CBI Court Summons Manmohan Singh
Saturday 14 March 2015, by
As we go to press news has come that Congress leaders, with party President Sonia Gandhi in the foreground, marched this morning from the Akbar Road central headquarters of the Congress to former PM Manmohan Singh’s residence in Lutyens’ Delhi in a demonstrative show of solidarity with the erstwhile head of the Union Government who was yesterday summoned by a special CBI court as an accused in a case of alleged illegal allocation of a coal block to Kumar Mangalam Birla’s Hindalco at the cost of the public sector Neyveli Lignite Corporation. Dr Singh has been directed to appear before the court on April 8 alongwith, inter alia, K.M. Birla, former Coal Secretary P.C. Parakh, and two senior officials of Hindalco.
According the special CBI judge, Bharat Parashar, who found prima facie “incriminating circumstance” against Dr Singh, there was a “conscious effort” on the latter’s part to “somehow accommodate” Hindalco in the 2005 allocation of the Talabira-II coal block in Odisha; Dr Singh, as is well known, held the coal portfolio at that time.
Parashar pointed out that Dr Singh “allowed” the matter pertaining to the allocation of the Talabira-II coal block to be “reopened” in spite of the fact that “he himself had permitted” the approval of the minutes of the 25th screening committee which recommended the allocation of the block to the Neyveli Lignite Corporation Ltd (NLC). “Repeated reminders from the PMO”, written as well as telephonic, to the Coal Ministry to “expeditiously” process the matter in view of the letters received from K.M. Birla, also “prima facie indicate the extra undue interest” shown by the PMO, he observed.
The special CBI judge further opined that the “claim of the PMO” that the Hindalco case was revisited due to the strong recommendation in favour of the latter by the Odisha CM was “clearly an eyewash and a lame excuse”.
He used quite strong words to conclude: “It is prima facie clear that a well-planned conspiracy was hatched to accommodate Hindalco in Talabira-II coal block so as to extend wrongful gain to Hindalco while at the same time causing wrongful loss not only to the Government of India...., custodian of the nationlised natural resources, ... but also to NLC.”
The Congress party has, as expected, sprung to Dr Singh’s defence highlighting his personal integrity and probity in public life. The corporate-driven media too has followed suit. Despite the fact that the matter is still in court and a final judgement on the case has yet to be pronounced, The Times of India has averred: “Singh may have presided over bad policy, but that doesn’t ipso facto amount to corruption.”

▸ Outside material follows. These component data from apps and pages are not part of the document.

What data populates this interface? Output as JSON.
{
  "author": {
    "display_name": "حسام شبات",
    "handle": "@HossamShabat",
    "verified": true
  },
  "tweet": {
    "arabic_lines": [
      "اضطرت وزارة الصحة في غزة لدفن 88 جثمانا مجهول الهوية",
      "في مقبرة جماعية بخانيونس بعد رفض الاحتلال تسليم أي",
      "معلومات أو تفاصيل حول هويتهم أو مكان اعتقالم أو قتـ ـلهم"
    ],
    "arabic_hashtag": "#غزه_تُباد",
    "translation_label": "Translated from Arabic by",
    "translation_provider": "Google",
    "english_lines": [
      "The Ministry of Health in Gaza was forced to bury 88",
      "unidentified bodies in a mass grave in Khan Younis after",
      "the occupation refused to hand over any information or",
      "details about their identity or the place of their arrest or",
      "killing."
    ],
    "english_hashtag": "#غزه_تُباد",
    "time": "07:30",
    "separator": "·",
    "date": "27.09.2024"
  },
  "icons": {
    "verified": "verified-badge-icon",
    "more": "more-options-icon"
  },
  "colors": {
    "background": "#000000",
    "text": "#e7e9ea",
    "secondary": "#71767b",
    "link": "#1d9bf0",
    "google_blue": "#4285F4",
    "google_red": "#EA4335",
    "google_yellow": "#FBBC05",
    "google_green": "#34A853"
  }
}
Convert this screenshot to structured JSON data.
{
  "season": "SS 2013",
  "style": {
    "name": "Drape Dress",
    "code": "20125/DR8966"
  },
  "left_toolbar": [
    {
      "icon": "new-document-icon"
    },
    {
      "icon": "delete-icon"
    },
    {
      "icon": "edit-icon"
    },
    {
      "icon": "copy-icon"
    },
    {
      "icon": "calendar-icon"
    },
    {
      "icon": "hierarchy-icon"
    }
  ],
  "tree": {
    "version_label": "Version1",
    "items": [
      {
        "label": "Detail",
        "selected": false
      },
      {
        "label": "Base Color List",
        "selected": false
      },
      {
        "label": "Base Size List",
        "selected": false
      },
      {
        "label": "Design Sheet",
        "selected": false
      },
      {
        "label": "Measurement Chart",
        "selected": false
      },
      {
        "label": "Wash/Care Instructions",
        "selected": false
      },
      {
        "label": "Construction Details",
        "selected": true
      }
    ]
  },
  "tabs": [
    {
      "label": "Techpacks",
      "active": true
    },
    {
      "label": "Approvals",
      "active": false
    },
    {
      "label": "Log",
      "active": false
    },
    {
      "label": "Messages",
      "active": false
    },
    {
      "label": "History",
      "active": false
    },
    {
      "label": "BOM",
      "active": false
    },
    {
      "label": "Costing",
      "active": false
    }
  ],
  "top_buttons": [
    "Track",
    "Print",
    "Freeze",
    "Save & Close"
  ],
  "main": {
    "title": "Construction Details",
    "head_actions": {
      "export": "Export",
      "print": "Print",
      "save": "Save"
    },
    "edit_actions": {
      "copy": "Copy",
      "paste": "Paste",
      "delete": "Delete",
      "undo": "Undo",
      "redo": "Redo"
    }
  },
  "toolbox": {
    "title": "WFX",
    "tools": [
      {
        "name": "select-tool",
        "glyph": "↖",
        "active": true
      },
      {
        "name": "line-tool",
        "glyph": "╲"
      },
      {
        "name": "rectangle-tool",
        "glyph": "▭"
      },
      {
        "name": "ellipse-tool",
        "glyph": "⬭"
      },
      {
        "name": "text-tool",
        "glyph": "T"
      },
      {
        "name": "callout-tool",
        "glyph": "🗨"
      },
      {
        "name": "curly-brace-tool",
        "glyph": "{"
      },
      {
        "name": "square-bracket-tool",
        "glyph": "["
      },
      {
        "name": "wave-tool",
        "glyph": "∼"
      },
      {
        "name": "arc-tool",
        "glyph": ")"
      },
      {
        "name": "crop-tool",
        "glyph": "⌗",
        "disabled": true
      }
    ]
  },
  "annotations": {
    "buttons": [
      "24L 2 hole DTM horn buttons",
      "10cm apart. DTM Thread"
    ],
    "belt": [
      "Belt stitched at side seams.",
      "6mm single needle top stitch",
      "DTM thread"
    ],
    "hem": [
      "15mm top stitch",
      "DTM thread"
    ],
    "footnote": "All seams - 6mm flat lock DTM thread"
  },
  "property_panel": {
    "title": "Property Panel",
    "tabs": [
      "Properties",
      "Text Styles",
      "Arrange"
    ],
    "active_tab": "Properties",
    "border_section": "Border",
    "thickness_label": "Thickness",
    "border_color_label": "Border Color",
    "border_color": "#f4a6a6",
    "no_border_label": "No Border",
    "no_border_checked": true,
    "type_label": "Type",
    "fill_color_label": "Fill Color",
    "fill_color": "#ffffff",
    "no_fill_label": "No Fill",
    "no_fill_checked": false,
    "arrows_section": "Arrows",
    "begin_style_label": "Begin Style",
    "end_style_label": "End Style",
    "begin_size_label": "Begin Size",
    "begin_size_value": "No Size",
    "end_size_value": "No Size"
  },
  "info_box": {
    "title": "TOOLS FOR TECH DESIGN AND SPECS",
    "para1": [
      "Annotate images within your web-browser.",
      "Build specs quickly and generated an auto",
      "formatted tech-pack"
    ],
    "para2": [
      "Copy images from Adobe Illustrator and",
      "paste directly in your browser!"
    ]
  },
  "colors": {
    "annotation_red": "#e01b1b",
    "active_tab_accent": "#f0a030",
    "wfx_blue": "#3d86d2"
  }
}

None is in any way questioning Dr Singh’s personal integrity or non-corruptibility. But there is every reason to believe that the policies he pursued since 1991 opened the floodgates of neo-liberalism thereby providing massive concessions to the private corporates while the public sector was not just made to fend for itself, but also systematically marginalised with a view to ultimately destroying it. This struck at the roots of the Nehruvian strategy of self-reliance and cohesive development beyond personal aggran-disement at the cost of the interests of the bulk of our populace. What was sought to be done during the tenure of the UPA-II Government in particular in the coal sector was directed against the very objectives of coal nationalisation effected in 1972.
Whereas petty politics between the two main political parties of the country should not be allowed to blur one’s vision in such matters, the aforemen-tioned issues too cannot be brushed under the carpet. Any dispassionate analysis of the CBI court summoning Dr Manmohan Singh cannot possibly ignore these—they need to be discussed in depth in the national interest.
March 12 S.C.